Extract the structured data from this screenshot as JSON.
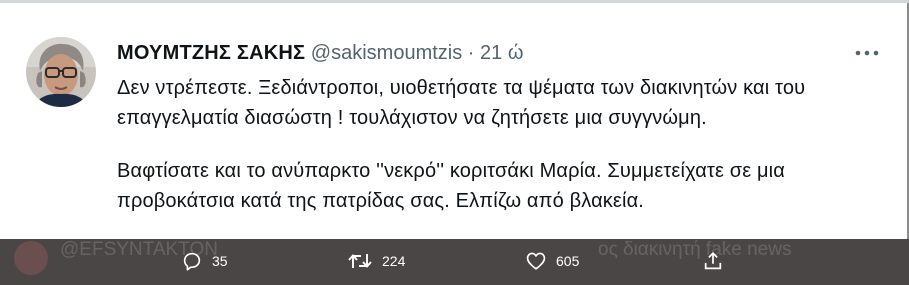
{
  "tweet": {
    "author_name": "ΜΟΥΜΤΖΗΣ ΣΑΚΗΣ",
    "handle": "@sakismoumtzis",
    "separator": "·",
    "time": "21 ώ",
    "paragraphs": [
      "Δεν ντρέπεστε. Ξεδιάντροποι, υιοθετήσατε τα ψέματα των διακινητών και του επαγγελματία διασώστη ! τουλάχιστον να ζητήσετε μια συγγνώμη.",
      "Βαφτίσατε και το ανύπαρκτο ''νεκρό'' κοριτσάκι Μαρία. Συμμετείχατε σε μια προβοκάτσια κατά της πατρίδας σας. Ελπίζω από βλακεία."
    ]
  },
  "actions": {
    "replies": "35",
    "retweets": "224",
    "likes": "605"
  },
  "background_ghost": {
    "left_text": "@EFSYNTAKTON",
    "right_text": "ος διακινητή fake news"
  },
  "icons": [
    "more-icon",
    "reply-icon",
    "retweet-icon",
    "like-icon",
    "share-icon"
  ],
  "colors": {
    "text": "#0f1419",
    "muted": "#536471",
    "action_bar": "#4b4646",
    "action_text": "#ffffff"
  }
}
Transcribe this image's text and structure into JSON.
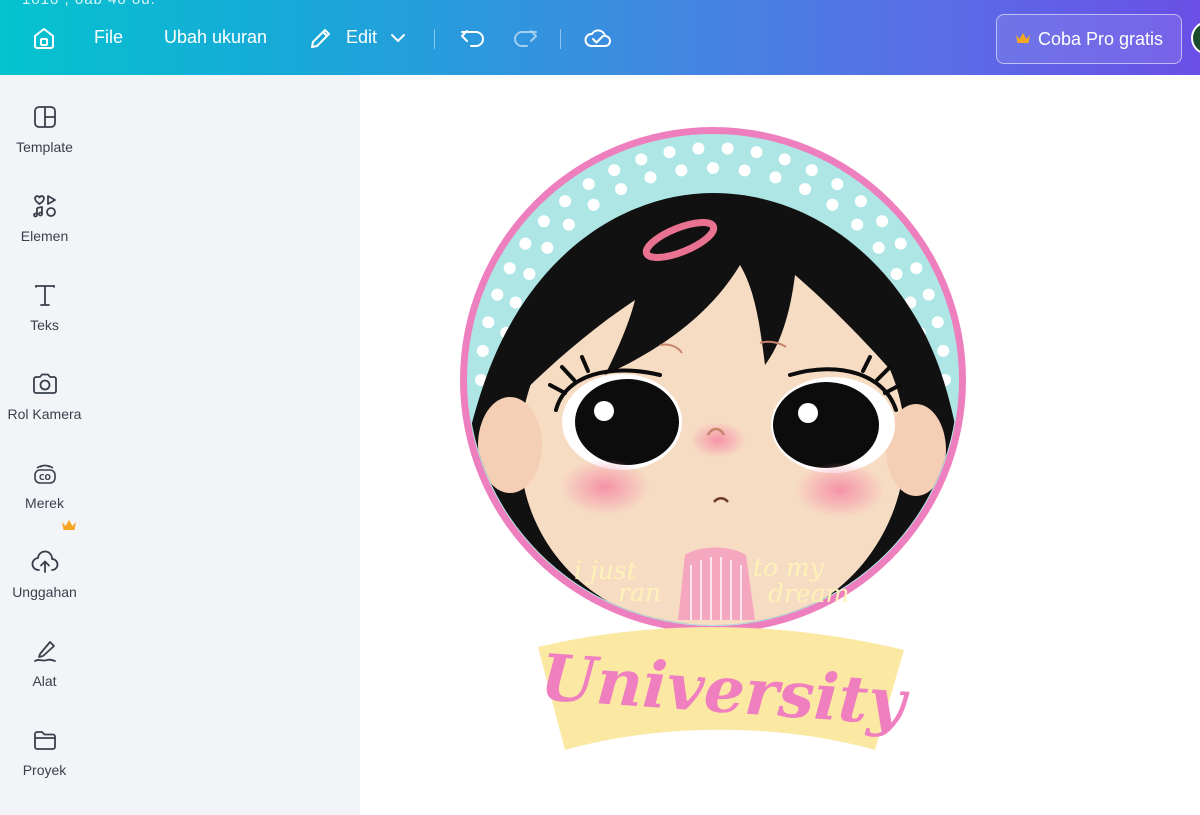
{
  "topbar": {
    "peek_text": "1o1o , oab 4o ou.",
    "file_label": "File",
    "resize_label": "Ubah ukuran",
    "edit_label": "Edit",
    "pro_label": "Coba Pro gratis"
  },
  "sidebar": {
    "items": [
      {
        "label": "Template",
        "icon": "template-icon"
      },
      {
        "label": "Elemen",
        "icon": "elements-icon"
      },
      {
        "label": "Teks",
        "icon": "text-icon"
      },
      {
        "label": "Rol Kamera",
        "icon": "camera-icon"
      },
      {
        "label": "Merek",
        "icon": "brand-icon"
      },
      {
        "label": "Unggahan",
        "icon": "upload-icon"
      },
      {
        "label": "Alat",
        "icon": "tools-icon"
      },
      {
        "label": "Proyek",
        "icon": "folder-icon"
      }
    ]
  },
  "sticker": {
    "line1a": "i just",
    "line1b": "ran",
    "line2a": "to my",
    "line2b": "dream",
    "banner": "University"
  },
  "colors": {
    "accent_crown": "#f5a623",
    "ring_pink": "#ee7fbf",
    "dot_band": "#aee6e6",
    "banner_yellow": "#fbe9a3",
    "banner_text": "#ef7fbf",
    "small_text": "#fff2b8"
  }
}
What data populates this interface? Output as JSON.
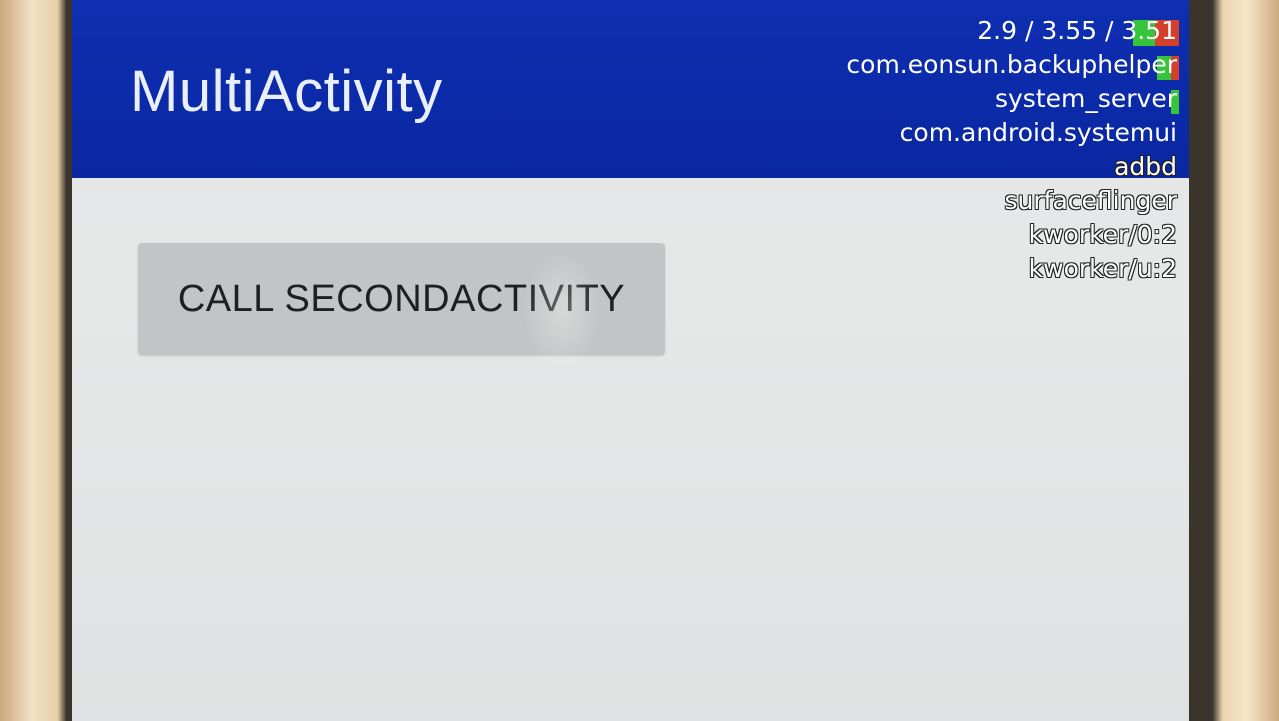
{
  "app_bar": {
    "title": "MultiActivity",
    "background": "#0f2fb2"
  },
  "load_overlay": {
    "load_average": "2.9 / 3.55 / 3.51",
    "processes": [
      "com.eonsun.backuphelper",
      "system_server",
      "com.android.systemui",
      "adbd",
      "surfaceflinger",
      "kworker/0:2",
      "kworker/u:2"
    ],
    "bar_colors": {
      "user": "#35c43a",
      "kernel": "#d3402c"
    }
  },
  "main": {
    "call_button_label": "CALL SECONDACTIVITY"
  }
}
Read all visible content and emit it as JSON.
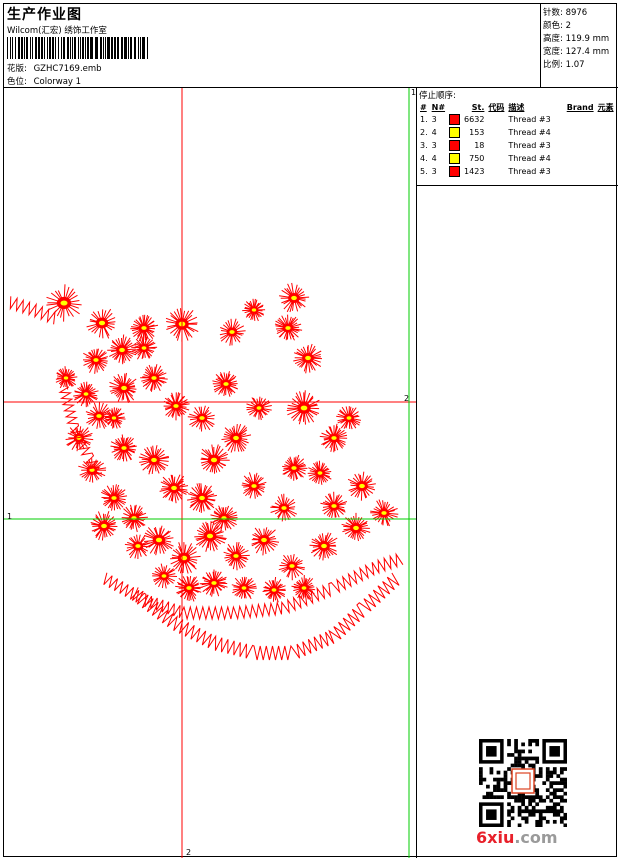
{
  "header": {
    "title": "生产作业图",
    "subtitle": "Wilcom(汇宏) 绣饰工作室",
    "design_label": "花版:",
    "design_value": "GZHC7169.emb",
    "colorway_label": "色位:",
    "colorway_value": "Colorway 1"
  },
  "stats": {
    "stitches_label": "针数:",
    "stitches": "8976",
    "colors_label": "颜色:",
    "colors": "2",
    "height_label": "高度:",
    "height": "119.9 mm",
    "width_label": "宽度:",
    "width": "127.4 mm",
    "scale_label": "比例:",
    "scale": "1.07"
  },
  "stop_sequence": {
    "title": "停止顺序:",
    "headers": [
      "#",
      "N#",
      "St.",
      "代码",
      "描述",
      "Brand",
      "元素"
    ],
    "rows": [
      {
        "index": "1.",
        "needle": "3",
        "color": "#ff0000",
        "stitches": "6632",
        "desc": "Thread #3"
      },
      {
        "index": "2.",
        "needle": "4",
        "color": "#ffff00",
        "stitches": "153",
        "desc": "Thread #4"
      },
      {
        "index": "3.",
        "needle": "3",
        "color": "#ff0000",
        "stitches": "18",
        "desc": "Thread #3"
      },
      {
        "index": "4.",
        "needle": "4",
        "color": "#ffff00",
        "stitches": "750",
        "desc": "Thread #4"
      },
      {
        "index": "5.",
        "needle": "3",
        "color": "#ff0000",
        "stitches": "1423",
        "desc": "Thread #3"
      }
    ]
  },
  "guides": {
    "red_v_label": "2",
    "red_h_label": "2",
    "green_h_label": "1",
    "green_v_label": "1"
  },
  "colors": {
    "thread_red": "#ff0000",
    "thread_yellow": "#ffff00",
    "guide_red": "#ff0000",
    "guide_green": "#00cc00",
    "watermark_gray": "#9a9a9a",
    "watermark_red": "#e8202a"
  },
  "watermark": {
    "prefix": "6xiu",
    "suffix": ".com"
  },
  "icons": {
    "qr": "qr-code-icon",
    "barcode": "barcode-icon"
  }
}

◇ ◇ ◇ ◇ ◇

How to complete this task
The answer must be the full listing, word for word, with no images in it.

Response box
Extract the structured data from this screenshot as JSON.
{
  "tweet": {
    "author_name": "ΜΟΥΜΤΖΗΣ ΣΑΚΗΣ",
    "handle": "@sakismoumtzis",
    "separator": "·",
    "time": "21 ώ",
    "paragraphs": [
      "Δεν ντρέπεστε. Ξεδιάντροποι, υιοθετήσατε τα ψέματα των διακινητών και του επαγγελματία διασώστη ! τουλάχιστον να ζητήσετε μια συγγνώμη.",
      "Βαφτίσατε και το ανύπαρκτο ''νεκρό'' κοριτσάκι Μαρία. Συμμετείχατε σε μια προβοκάτσια κατά της πατρίδας σας. Ελπίζω από βλακεία."
    ]
  },
  "actions": {
    "replies": "35",
    "retweets": "224",
    "likes": "605"
  },
  "background_ghost": {
    "left_text": "@EFSYNTAKTON",
    "right_text": "ος διακινητή fake news"
  },
  "icons": [
    "more-icon",
    "reply-icon",
    "retweet-icon",
    "like-icon",
    "share-icon"
  ],
  "colors": {
    "text": "#0f1419",
    "muted": "#536471",
    "action_bar": "#4b4646",
    "action_text": "#ffffff"
  }
}
Transcribe this image's text and structure into JSON.
{
  "topbar": {
    "peek_text": "1o1o , oab 4o ou.",
    "file_label": "File",
    "resize_label": "Ubah ukuran",
    "edit_label": "Edit",
    "pro_label": "Coba Pro gratis"
  },
  "sidebar": {
    "items": [
      {
        "label": "Template",
        "icon": "template-icon"
      },
      {
        "label": "Elemen",
        "icon": "elements-icon"
      },
      {
        "label": "Teks",
        "icon": "text-icon"
      },
      {
        "label": "Rol Kamera",
        "icon": "camera-icon"
      },
      {
        "label": "Merek",
        "icon": "brand-icon"
      },
      {
        "label": "Unggahan",
        "icon": "upload-icon"
      },
      {
        "label": "Alat",
        "icon": "tools-icon"
      },
      {
        "label": "Proyek",
        "icon": "folder-icon"
      }
    ]
  },
  "sticker": {
    "line1a": "i just",
    "line1b": "ran",
    "line2a": "to my",
    "line2b": "dream",
    "banner": "University"
  },
  "colors": {
    "accent_crown": "#f5a623",
    "ring_pink": "#ee7fbf",
    "dot_band": "#aee6e6",
    "banner_yellow": "#fbe9a3",
    "banner_text": "#ef7fbf",
    "small_text": "#fff2b8"
  }
}
What data populates this interface? Output as JSON.
{
  "app_bar": {
    "title": "MultiActivity",
    "background": "#0f2fb2"
  },
  "load_overlay": {
    "load_average": "2.9 / 3.55 / 3.51",
    "processes": [
      "com.eonsun.backuphelper",
      "system_server",
      "com.android.systemui",
      "adbd",
      "surfaceflinger",
      "kworker/0:2",
      "kworker/u:2"
    ],
    "bar_colors": {
      "user": "#35c43a",
      "kernel": "#d3402c"
    }
  },
  "main": {
    "call_button_label": "CALL SECONDACTIVITY"
  }
}
Read all visible content and emit it as JSON.
{
  "header": {
    "title": "生产作业图",
    "subtitle": "Wilcom(汇宏) 绣饰工作室",
    "design_label": "花版:",
    "design_value": "GZHC7169.emb",
    "colorway_label": "色位:",
    "colorway_value": "Colorway 1"
  },
  "stats": {
    "stitches_label": "针数:",
    "stitches": "8976",
    "colors_label": "颜色:",
    "colors": "2",
    "height_label": "高度:",
    "height": "119.9 mm",
    "width_label": "宽度:",
    "width": "127.4 mm",
    "scale_label": "比例:",
    "scale": "1.07"
  },
  "stop_sequence": {
    "title": "停止顺序:",
    "headers": [
      "#",
      "N#",
      "St.",
      "代码",
      "描述",
      "Brand",
      "元素"
    ],
    "rows": [
      {
        "index": "1.",
        "needle": "3",
        "color": "#ff0000",
        "stitches": "6632",
        "desc": "Thread #3"
      },
      {
        "index": "2.",
        "needle": "4",
        "color": "#ffff00",
        "stitches": "153",
        "desc": "Thread #4"
      },
      {
        "index": "3.",
        "needle": "3",
        "color": "#ff0000",
        "stitches": "18",
        "desc": "Thread #3"
      },
      {
        "index": "4.",
        "needle": "4",
        "color": "#ffff00",
        "stitches": "750",
        "desc": "Thread #4"
      },
      {
        "index": "5.",
        "needle": "3",
        "color": "#ff0000",
        "stitches": "1423",
        "desc": "Thread #3"
      }
    ]
  },
  "guides": {
    "red_v_label": "2",
    "red_h_label": "2",
    "green_h_label": "1",
    "green_v_label": "1"
  },
  "colors": {
    "thread_red": "#ff0000",
    "thread_yellow": "#ffff00",
    "guide_red": "#ff0000",
    "guide_green": "#00cc00",
    "watermark_gray": "#9a9a9a",
    "watermark_red": "#e8202a"
  },
  "watermark": {
    "prefix": "6xiu",
    "suffix": ".com"
  },
  "icons": {
    "qr": "qr-code-icon",
    "barcode": "barcode-icon"
  }
}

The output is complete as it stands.